• [Task brief]: A single number is required: the count of lines in the following entries that include the word "value".

** Material provided follows **

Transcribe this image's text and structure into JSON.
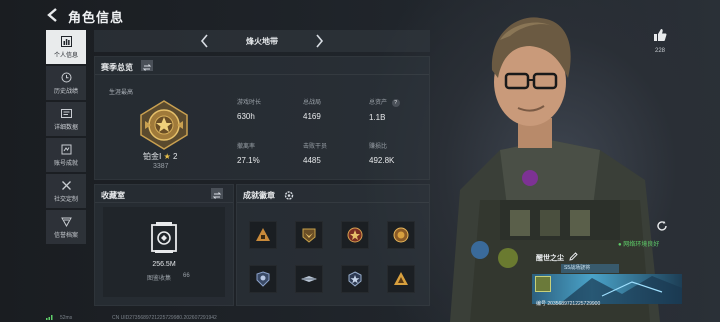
{
  "header": {
    "title": "角色信息"
  },
  "nav": {
    "items": [
      {
        "label": "个人信息",
        "icon": "bar-chart-icon",
        "active": true
      },
      {
        "label": "历史战绩",
        "icon": "history-icon",
        "active": false
      },
      {
        "label": "详细数据",
        "icon": "detail-data-icon",
        "active": false
      },
      {
        "label": "账号成就",
        "icon": "achievement-icon",
        "active": false
      },
      {
        "label": "社交定制",
        "icon": "social-custom-icon",
        "active": false
      },
      {
        "label": "信誉档案",
        "icon": "credit-file-icon",
        "active": false
      }
    ]
  },
  "mode_tab": {
    "title": "烽火地带"
  },
  "season": {
    "title": "赛季总览",
    "rank_caption": "生涯最高",
    "rank_name": "铂金Ⅰ",
    "rank_star": "★",
    "rank_stars": "2",
    "rank_score": "3387",
    "stats": [
      {
        "label": "游戏时长",
        "value": "630h"
      },
      {
        "label": "总战局",
        "value": "4169"
      },
      {
        "label": "总资产",
        "value": "1.1B",
        "help": "?"
      },
      {
        "label": "撤离率",
        "value": "27.1%"
      },
      {
        "label": "击败干员",
        "value": "4485"
      },
      {
        "label": "赚损比",
        "value": "492.8K"
      }
    ]
  },
  "collection": {
    "title": "收藏室",
    "size": "256.5M",
    "label": "图鉴收集",
    "count": "66"
  },
  "achievements": {
    "title": "成就徽章",
    "badges": [
      {
        "icon": "triangle-badge-icon",
        "color": "#c98a3a"
      },
      {
        "icon": "eagle-badge-icon",
        "color": "#c9a24a"
      },
      {
        "icon": "star-medal-icon",
        "color": "#b9533a"
      },
      {
        "icon": "round-medal-icon",
        "color": "#c98a3a"
      },
      {
        "icon": "shield-badge-icon",
        "color": "#8aa0c9"
      },
      {
        "icon": "wing-badge-icon",
        "color": "#b8c4d4"
      },
      {
        "icon": "star-shield-icon",
        "color": "#9ab0cf"
      },
      {
        "icon": "gold-triangle-badge-icon",
        "color": "#d8a03e"
      }
    ]
  },
  "character": {
    "likes": "228",
    "status": "● 网络环境良好",
    "name": "醒世之尘",
    "title_tag": "S5战场骁将",
    "id_line": "编号 2035689721225729900"
  },
  "statusbar": {
    "ping": "52ms",
    "uid": "CN UID2735689721225729980.20260729194​2"
  },
  "colors": {
    "accent": "#e9ebec",
    "status_green": "#5fcf6a",
    "gold": "#e8c04a"
  }
}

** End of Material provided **

• [Your response]: 6